Accurate collimation will give the optimal resolution (sharpness or focus) and maximum light gathering for your stargazing sessions.

Collimation aligns the optics within the telescope to ensure that light from the primary mirror is reflected fully, without distortion, and that the path of light from the observer, through the secondary to the primary and back again is correctly aligned.

If you have not followed the full collimation guide from the start, do check that your secondary mirror is aligned.

This guide is written for the Celestron AstroMaster 130EQ, but the same principals apply to all reflector telescopes.

Primary mirror manual collimation guide

Time needed: 15 minutes

Follow these simple steps to manually collimate the primary mirror using a collimation cap.

  1. Locate and slacken the primary collimation locking screws

    Locate the primary mirror collimation locking screws – three silver, rounded, crosshead screws next to each collimation thumbscrew at the closed end of the optical tube. Slacken these very slightly – only a half a turn.

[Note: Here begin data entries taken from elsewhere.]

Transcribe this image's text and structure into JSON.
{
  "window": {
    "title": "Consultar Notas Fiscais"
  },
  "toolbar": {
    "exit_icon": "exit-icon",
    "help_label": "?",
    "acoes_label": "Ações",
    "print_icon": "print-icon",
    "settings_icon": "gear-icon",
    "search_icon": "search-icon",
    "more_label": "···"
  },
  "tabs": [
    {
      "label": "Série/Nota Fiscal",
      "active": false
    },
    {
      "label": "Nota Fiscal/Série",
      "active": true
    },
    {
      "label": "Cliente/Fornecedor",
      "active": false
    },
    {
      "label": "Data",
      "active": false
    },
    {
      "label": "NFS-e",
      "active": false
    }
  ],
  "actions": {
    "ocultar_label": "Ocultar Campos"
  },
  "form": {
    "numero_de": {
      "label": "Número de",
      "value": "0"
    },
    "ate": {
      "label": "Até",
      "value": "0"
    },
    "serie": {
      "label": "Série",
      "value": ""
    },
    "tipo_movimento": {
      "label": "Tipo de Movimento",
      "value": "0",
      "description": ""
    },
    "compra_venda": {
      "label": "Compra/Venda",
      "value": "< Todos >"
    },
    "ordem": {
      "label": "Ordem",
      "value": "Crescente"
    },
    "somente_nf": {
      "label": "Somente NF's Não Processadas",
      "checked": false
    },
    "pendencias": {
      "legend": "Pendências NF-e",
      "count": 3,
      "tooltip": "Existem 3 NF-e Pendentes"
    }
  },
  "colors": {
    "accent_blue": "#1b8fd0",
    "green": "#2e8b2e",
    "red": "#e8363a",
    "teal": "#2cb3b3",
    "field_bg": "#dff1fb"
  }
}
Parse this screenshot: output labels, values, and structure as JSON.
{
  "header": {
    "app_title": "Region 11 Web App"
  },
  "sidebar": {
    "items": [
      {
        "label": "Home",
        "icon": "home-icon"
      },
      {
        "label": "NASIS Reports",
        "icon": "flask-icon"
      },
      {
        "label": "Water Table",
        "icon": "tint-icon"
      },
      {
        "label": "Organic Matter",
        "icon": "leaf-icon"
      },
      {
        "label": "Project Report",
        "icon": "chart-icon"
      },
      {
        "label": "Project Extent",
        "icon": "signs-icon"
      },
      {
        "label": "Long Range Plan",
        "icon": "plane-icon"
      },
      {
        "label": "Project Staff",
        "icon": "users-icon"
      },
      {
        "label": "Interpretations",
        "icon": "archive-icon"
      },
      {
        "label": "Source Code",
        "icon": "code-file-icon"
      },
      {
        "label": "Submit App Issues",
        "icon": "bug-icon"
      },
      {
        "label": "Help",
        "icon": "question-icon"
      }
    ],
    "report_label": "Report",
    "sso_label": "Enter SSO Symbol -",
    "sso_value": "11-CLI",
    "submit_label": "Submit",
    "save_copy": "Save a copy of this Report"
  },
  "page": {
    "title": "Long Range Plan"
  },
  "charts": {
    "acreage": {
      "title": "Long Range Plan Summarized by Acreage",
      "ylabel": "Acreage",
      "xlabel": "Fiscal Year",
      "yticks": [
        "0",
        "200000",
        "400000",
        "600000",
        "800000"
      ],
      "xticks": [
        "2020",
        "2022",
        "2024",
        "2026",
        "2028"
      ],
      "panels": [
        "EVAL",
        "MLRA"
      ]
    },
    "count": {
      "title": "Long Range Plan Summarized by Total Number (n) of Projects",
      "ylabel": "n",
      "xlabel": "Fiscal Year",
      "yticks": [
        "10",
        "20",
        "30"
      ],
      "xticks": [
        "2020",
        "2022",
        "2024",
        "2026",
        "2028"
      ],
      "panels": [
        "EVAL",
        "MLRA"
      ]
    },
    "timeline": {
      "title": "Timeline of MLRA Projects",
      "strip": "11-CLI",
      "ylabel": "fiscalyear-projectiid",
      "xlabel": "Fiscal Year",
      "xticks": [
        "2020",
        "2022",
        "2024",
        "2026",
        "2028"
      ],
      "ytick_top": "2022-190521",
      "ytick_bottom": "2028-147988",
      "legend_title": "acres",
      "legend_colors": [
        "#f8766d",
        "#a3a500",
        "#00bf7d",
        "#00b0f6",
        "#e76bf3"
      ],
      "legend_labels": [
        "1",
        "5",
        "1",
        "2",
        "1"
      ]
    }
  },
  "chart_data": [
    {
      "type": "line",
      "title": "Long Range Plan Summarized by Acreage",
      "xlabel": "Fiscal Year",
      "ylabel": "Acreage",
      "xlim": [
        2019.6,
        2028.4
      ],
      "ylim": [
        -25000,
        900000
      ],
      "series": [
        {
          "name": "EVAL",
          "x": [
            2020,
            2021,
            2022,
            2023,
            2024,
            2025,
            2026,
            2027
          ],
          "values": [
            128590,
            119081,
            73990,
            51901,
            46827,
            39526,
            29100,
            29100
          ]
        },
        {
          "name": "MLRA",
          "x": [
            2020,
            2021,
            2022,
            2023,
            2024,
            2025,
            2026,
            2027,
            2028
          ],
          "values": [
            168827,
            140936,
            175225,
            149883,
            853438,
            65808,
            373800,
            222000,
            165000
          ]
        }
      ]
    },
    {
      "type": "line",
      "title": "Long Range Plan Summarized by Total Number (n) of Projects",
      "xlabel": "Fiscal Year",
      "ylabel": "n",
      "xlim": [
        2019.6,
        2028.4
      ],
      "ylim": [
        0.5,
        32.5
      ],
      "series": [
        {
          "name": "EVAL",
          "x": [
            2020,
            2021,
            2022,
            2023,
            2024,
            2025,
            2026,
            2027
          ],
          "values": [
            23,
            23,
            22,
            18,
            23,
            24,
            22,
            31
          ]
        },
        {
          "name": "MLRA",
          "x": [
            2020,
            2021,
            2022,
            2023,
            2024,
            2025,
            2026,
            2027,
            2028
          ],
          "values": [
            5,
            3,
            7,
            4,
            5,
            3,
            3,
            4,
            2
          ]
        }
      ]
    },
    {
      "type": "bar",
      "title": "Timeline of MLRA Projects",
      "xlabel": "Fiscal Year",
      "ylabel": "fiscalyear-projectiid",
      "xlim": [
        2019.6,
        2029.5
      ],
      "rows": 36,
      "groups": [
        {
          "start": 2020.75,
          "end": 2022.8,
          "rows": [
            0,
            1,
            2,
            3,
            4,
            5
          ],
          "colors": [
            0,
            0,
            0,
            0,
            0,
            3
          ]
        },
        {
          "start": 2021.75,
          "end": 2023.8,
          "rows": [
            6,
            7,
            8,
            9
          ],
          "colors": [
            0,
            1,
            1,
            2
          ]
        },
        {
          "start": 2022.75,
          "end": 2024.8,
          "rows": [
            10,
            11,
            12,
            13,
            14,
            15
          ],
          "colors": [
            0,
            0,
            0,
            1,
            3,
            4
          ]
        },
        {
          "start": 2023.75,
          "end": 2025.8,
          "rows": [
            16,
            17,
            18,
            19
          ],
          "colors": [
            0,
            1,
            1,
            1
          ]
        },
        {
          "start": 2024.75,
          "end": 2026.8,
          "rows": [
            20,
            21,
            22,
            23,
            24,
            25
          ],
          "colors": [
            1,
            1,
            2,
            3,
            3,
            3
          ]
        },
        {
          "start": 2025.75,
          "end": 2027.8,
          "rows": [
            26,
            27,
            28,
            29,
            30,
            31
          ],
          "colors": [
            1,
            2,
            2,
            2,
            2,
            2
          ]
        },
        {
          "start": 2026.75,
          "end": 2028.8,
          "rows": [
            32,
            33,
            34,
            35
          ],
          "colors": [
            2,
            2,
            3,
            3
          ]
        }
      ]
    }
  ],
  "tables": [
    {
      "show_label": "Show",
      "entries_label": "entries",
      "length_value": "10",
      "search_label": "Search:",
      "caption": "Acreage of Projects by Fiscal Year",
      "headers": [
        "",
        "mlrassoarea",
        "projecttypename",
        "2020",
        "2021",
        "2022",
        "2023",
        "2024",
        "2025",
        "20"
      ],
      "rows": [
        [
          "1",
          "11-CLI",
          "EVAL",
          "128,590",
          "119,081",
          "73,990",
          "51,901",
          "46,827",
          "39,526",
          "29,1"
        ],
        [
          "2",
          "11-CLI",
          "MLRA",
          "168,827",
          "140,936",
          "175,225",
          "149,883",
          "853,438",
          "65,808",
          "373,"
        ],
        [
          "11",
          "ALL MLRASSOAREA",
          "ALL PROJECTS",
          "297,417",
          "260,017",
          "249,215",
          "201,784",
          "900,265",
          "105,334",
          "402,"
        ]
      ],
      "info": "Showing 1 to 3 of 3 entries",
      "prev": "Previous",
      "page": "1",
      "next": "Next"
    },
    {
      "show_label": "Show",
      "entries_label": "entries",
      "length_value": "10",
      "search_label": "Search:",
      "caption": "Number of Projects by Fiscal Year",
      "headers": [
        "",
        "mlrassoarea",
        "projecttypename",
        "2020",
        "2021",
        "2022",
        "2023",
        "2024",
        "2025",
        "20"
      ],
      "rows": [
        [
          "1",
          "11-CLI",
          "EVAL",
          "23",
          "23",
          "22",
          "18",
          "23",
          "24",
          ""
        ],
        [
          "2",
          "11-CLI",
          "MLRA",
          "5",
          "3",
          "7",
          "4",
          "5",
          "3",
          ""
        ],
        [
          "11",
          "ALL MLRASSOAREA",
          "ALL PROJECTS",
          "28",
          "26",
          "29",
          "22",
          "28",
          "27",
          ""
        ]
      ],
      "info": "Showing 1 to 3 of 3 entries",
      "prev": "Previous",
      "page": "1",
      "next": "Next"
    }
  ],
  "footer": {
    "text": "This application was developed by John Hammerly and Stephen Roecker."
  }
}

  2. Using a collimation cap observe the reflections in the secondary mirror

    Use a collimation cap to keep your eye central to the focus tube and carefully observe the reflections. Following the secondary mirror adjustments, you should have a view like below.

  3. Adjust collimation thumbscrews until aligned

    Unless already correct, adjust the primary mirror collimation thumbscrews until the hole in the collimation cap appears perfectly central to the donut of the centre spot, as shown below. Do not overtighten or loosen the thumbscrews – they should remain finger tight throughout their travel.

  4. Re-tighten the collimation locking screws

    Once aligned, tighten the locking screws while checking collimation remains correct – minor tweaks may be required as you secure these.

Finishing up

Enjoy your freshly collimated telescope – it is worth performing a star test (“field collimation”) to help you further optimise your collimation. Why not check out my other guides – or polar align your telescope for a great evening of stargazing.